__What this task involves__. From the records below, please return each line that holds the word "content".

-*-

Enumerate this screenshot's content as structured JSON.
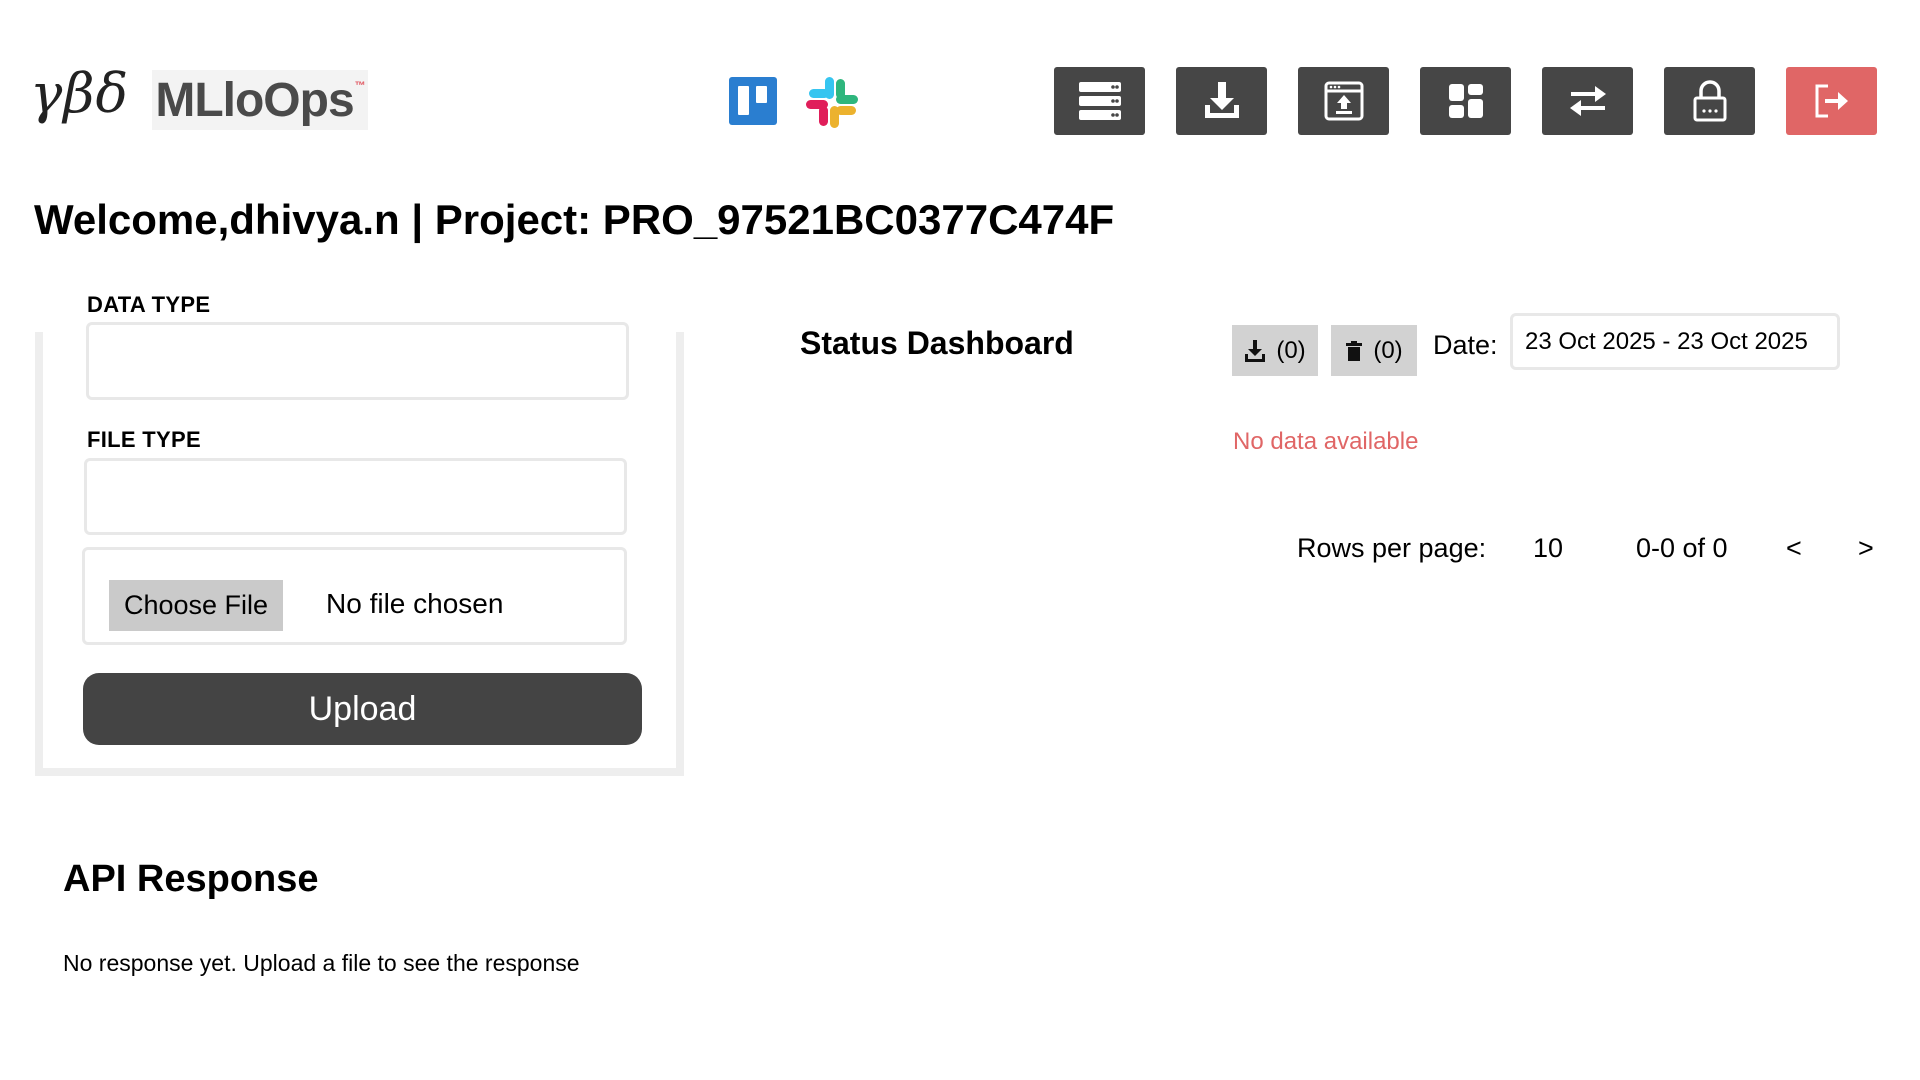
{
  "header": {
    "logo_greek": "γβδ",
    "brand": "MLloOps",
    "brand_tm": "™",
    "integrations": [
      {
        "name": "trello-icon"
      },
      {
        "name": "slack-icon"
      }
    ],
    "toolbar": [
      {
        "icon": "database-icon"
      },
      {
        "icon": "download-icon"
      },
      {
        "icon": "upload-window-icon"
      },
      {
        "icon": "dashboard-icon"
      },
      {
        "icon": "transfer-icon"
      },
      {
        "icon": "lock-icon"
      },
      {
        "icon": "logout-icon",
        "color": "#e06666"
      }
    ]
  },
  "welcome": "Welcome,dhivya.n | Project: PRO_97521BC0377C474F",
  "upload_form": {
    "data_type_label": "DATA TYPE",
    "data_type_value": "",
    "file_type_label": "FILE TYPE",
    "file_type_value": "",
    "choose_file_label": "Choose File",
    "no_file_text": "No file chosen",
    "upload_label": "Upload"
  },
  "status_dashboard": {
    "title": "Status Dashboard",
    "download_count": "(0)",
    "delete_count": "(0)",
    "date_label": "Date:",
    "date_range": "23 Oct 2025 - 23 Oct 2025",
    "no_data": "No data available",
    "rows_per_page_label": "Rows per page:",
    "rows_per_page_value": "10",
    "range_text": "0-0 of 0",
    "prev": "<",
    "next": ">"
  },
  "api_response": {
    "title": "API Response",
    "message": "No response yet. Upload a file to see the response"
  },
  "colors": {
    "toolbar_bg": "#464646",
    "logout_bg": "#e06666",
    "upload_bg": "#444444",
    "no_data": "#e06666",
    "trello": "#2a7ed0"
  }
}
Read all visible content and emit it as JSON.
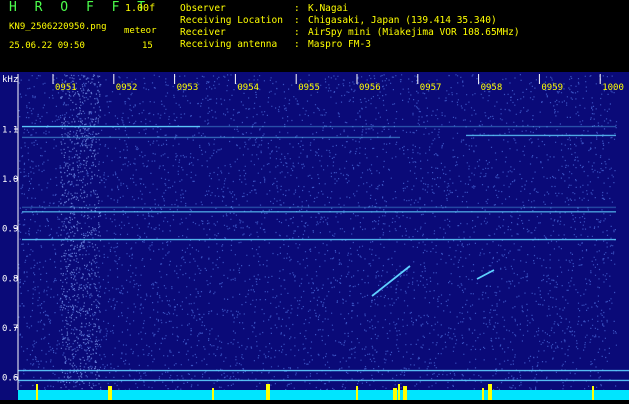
{
  "header": {
    "app_title": "H R O F F T",
    "version": "1.00f",
    "filename": "KN9_2506220950.png",
    "datetime": "25.06.22 09:50",
    "meteor_label": "meteor",
    "meteor_count": "15",
    "info": [
      {
        "key": "Observer",
        "sep": ":",
        "value": "K.Nagai"
      },
      {
        "key": "Receiving Location",
        "sep": ":",
        "value": "Chigasaki, Japan (139.414 35.340)"
      },
      {
        "key": "Receiver",
        "sep": ":",
        "value": "AirSpy mini (Miakejima VOR 108.65MHz)"
      },
      {
        "key": "Receiving antenna",
        "sep": ":",
        "value": "Maspro FM-3"
      }
    ]
  },
  "spectrogram": {
    "y_unit": "kHz",
    "y_ticks": [
      "1.1",
      "1.0",
      "0.9",
      "0.8",
      "0.7",
      "0.6"
    ],
    "time_ticks": [
      "0951",
      "0952",
      "0953",
      "0954",
      "0955",
      "0956",
      "0957",
      "0958",
      "0959",
      "1000"
    ],
    "colors": {
      "background": "#0a0a78",
      "noise": "#4a6ad8",
      "line": "#5fd0ff",
      "baseline": "#00e5ff",
      "burst": "#ffff00",
      "tick_text": "#ffff00",
      "axis_text": "#ffffff"
    }
  }
}
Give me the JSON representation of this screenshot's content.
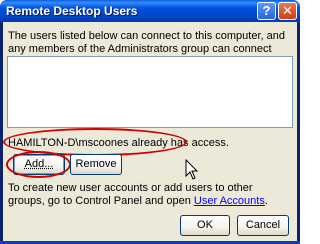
{
  "window": {
    "title": "Remote Desktop Users",
    "help_glyph": "?",
    "close_glyph": "✕"
  },
  "dialog": {
    "description": "The users listed below can connect to this computer, and any members of the Administrators group can connect even if they are not listed.",
    "users": [],
    "access_status": "HAMILTON-D\\mscoones already has access.",
    "add_label": "Add...",
    "remove_label": "Remove",
    "info_prefix": "To create new user accounts or add users to other groups, go to Control Panel and open ",
    "info_link": "User Accounts",
    "info_suffix": ".",
    "ok_label": "OK",
    "cancel_label": "Cancel"
  },
  "colors": {
    "titlebar": "#0054e3",
    "dialog_bg": "#ece9d8",
    "highlight_ellipse": "#d40000",
    "link": "#0000ff"
  },
  "icons": {
    "help": "help-icon",
    "close": "close-icon",
    "cursor": "mouse-pointer-icon"
  }
}
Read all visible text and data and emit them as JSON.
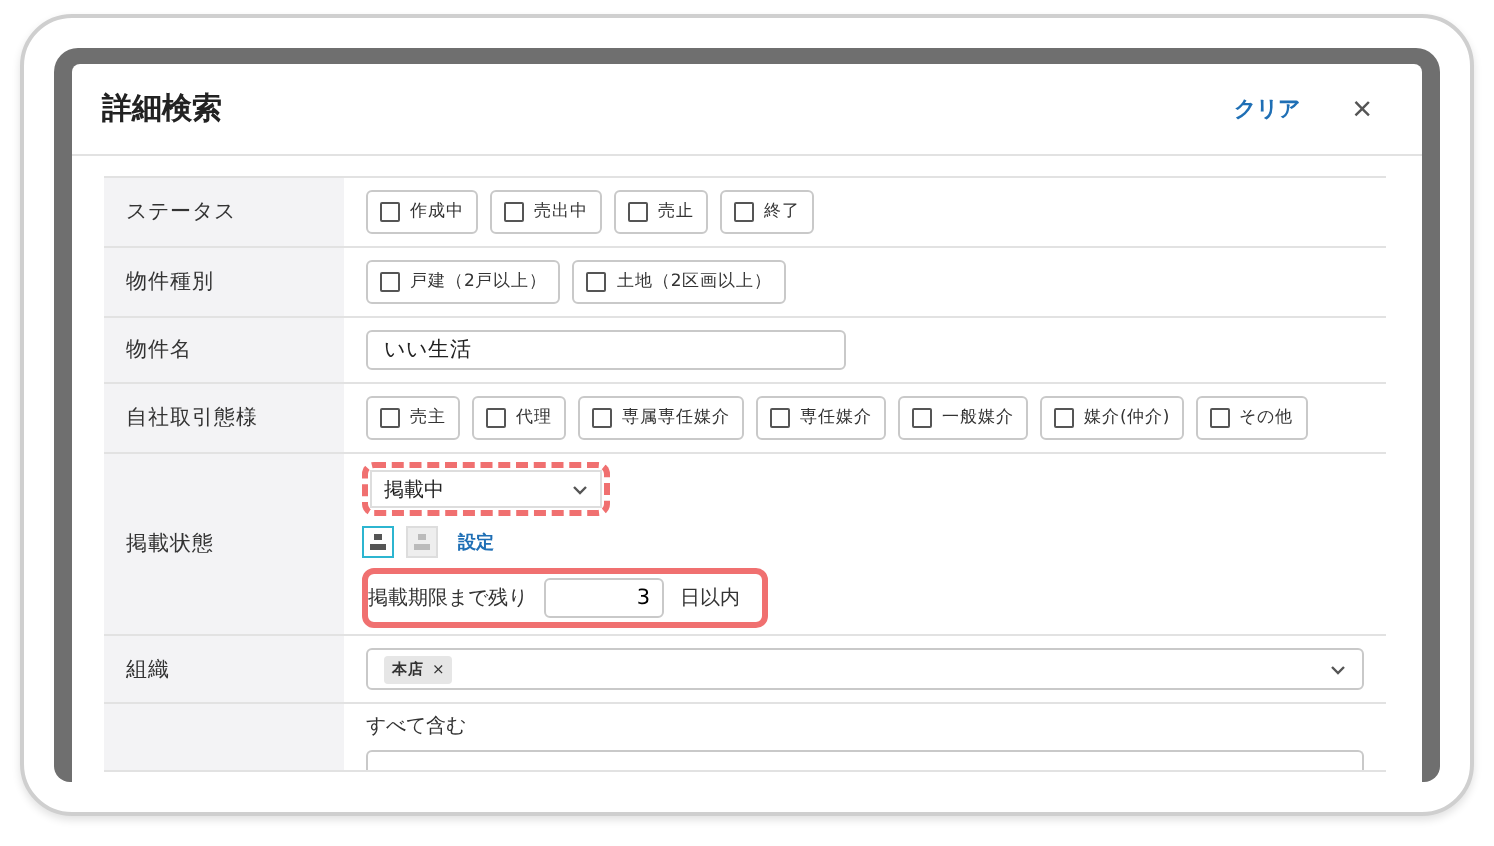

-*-

__Answer to the problem__.
Enumerate this screenshot's content as structured JSON.
Read all visible content and emit it as JSON.
Give me the JSON representation of this screenshot's content.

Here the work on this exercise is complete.